I will recommend that you adjust the wire speed and voltage accordingly according to the chat on the panel on the side of the unit. If for instance, the metal you want to weld is 18ga, you may require 120V and 16 for the voltage and wire speed, respectively.
Pay attention to the welding torch and ensure that it has an appropriate wire amount. If the wire is excessively long, simply clip it to the right length.
Step 3: Complete Your Welding and Unpack the Welding Unit
Now that you are done with the setting, simply weld your metal works. Once completed, turn the wire speed up to it’s lowest setting which in most cases is 50.
Close the valve of the gas cylinder by using the handwheel. Make sure you close enough until the handwheel becomes tight. It is also important that you bleed the welding unit’s regulator. Do this by depressing the gun’s trigger until the CHF level has dropped to its lowest.

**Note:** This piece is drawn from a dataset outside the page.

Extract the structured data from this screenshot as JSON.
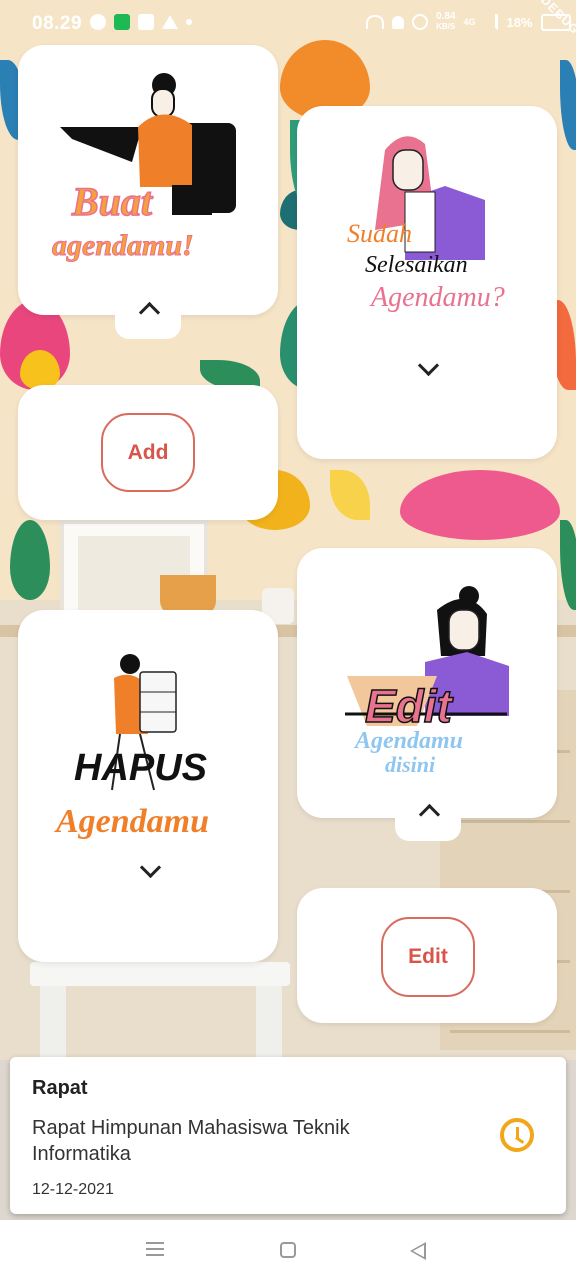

The next step is to unscrew the welding unit’s adjusting screw. Continue to unscrew the adjusting screw until it loosens completely. Turn off the welding unit with the ON/OFF switch. Once the unit is turned off, simply detach the ground clamp from the welding table. The last step to take is to ensure that the wires are neatly coiled and put in place.
Now that you have successfully put your MIG welding units together, you should begin your welding works immediately. One of the versatility features of this method of welding is that you can always make adjustments to the speed, voltage, or wire length while you weld, without compromising your safety.
When properly installed, you can conveniently and continuously feed the wire used for welding to improve the speed alongside the quality of welding. With constant practice, you will discover how quickly your overall control of welding operations improve. For safety reasons, you should increase the voltage and speed for your welding works slowly. Most Welding works can be completed with low to moderate gas pressure.